2018 Winner Johannes Kohl, Ph.D. Harvard University
After studying Biochemistry, pre-clinical Medicine and Neurosciences in Germany, Johannes Kohl joined Greg Jefferis' group at the MRC Laboratory of Molecular Biology in Cambridge, UK for his Ph.D. There, he worked on sexually dimorphic pheromone processing in Drosophila, identifying a circuit switch in higher olfactory neurons which reroutes pheromone signals between males and females. He then moved to Catherine Dulac's laboratory at Harvard University as a postdoctoral fellow. His work in the Dulac group has focused on deconstructing the circuits underlying parental behavior in mice. He identified by which circuit mechanisms a group of neurons in an evolutionarily conserved part of the brain coordinates the motor, motivational, hormonal and social aspects of parenting. Johannes Kohl has been continuing this work in Tiago Branco's group at the Sainsbury Wellcome Centre for Neural Circuits and Behaviour in London, UK. In 2019, he will start his own group at The Francis Crick Institute in London, investigating how physiological states affect information processing in neural circuits.
Functional Circuit Architecture Underlying Parental Behavior
Parental behavior is essential for the survival and wellbeing of mammalian offspring, but the underlying neural mechanisms are incompletely understood.
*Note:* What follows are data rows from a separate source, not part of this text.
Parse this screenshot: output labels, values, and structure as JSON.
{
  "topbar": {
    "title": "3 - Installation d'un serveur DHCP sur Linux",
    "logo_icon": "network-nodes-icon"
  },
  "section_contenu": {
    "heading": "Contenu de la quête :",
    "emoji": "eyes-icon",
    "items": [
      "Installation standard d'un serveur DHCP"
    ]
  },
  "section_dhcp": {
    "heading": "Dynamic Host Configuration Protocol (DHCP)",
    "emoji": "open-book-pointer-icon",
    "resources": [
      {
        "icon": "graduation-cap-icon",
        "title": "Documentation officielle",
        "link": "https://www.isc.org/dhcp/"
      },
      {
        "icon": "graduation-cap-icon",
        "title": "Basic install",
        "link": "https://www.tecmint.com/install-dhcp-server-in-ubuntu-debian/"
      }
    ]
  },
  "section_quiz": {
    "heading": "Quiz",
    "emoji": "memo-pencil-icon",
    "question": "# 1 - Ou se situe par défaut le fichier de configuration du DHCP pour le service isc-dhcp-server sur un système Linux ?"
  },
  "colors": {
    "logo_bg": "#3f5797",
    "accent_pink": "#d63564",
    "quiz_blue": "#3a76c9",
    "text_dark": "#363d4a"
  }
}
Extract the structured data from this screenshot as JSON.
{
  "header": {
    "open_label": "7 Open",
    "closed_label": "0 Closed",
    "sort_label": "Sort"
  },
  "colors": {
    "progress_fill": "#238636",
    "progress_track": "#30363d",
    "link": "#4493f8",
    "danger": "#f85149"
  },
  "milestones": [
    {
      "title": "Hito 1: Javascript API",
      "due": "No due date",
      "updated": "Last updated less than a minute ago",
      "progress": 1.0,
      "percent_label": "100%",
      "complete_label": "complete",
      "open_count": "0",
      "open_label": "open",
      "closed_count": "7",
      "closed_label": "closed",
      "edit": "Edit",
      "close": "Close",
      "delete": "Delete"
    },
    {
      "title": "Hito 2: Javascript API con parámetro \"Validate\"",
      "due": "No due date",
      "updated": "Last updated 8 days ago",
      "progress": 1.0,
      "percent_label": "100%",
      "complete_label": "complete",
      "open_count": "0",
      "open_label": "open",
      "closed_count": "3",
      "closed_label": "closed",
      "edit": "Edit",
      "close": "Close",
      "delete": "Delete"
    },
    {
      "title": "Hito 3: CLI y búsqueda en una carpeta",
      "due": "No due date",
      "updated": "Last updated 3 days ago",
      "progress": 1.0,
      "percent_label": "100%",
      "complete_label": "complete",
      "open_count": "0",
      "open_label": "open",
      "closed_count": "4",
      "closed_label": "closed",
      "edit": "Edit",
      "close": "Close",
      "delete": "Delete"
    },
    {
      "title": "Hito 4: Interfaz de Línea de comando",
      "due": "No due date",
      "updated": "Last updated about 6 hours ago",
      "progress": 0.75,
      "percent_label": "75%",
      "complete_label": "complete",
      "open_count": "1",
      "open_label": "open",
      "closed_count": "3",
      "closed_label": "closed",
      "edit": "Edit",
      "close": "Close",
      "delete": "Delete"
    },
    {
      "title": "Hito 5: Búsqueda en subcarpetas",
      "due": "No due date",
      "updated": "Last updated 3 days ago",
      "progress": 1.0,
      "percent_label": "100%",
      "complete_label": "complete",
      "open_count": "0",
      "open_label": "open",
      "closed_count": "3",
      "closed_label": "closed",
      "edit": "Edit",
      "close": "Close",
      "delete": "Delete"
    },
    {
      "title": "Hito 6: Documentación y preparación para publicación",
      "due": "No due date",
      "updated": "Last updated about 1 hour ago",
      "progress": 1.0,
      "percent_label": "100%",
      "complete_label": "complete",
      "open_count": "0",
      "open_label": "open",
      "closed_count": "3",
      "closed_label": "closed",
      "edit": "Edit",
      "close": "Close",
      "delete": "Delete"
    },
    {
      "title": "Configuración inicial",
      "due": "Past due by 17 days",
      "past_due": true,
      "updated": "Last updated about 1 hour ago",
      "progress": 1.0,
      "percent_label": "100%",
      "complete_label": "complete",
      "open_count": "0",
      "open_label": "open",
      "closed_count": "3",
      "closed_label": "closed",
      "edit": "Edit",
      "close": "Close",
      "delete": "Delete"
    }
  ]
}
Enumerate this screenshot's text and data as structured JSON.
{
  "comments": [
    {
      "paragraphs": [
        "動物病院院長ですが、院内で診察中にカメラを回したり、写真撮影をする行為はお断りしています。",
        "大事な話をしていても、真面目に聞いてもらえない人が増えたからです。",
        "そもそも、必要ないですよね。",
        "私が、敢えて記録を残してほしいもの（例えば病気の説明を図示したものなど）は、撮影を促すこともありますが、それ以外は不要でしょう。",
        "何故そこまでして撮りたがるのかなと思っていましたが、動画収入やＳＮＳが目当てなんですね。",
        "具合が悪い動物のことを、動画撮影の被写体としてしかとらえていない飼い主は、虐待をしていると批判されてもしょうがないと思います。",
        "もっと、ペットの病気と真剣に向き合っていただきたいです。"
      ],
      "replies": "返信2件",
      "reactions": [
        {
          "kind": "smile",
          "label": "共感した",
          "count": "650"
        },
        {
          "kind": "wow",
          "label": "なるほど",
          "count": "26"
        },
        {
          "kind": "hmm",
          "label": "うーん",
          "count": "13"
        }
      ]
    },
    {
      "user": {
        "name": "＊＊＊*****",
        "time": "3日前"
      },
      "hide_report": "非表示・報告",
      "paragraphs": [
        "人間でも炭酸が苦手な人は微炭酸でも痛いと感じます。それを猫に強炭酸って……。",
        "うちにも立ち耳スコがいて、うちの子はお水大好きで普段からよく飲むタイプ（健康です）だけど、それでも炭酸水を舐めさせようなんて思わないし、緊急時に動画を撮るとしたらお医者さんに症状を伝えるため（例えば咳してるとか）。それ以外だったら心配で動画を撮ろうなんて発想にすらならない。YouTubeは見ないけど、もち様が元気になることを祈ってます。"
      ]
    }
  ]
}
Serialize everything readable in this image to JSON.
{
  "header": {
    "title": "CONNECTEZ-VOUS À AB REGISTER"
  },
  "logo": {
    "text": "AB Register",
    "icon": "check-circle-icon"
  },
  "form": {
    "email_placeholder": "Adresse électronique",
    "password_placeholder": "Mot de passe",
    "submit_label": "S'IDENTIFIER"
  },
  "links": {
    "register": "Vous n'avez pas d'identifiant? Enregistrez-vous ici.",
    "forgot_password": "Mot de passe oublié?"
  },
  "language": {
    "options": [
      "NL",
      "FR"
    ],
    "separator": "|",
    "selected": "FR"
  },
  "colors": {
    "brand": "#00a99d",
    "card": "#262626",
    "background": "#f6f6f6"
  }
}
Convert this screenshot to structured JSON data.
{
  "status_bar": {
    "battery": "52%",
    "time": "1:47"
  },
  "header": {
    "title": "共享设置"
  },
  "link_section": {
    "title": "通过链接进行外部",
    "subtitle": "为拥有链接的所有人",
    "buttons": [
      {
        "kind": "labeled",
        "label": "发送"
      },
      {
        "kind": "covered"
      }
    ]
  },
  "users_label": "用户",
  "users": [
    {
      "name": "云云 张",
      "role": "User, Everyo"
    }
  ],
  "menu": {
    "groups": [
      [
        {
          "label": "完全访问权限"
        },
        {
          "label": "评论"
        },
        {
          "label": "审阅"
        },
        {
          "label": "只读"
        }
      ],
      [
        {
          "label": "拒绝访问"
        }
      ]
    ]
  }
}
Johannes Kohl, under the mentorship of Catherine Dulac, showed that a genetically defined population of neurons deep in the brain coordinates the motor, motivational, hormonal and social aspects of parenting. His work showed that these neurons form a hub in a brain-wide circuit and that they form pools – defined by their projections – each of which controls discrete aspects of parenting. This work might provide a blueprint for how other types of social behaviors are controlled by the brain. By understanding how internal and environmental factors interact with such circuits, Johannes Kohl hopes to eventually open new avenues for treatment of common mental illnesses.
For Johannes Kohl's full essay, see Science online at sciencemag.org.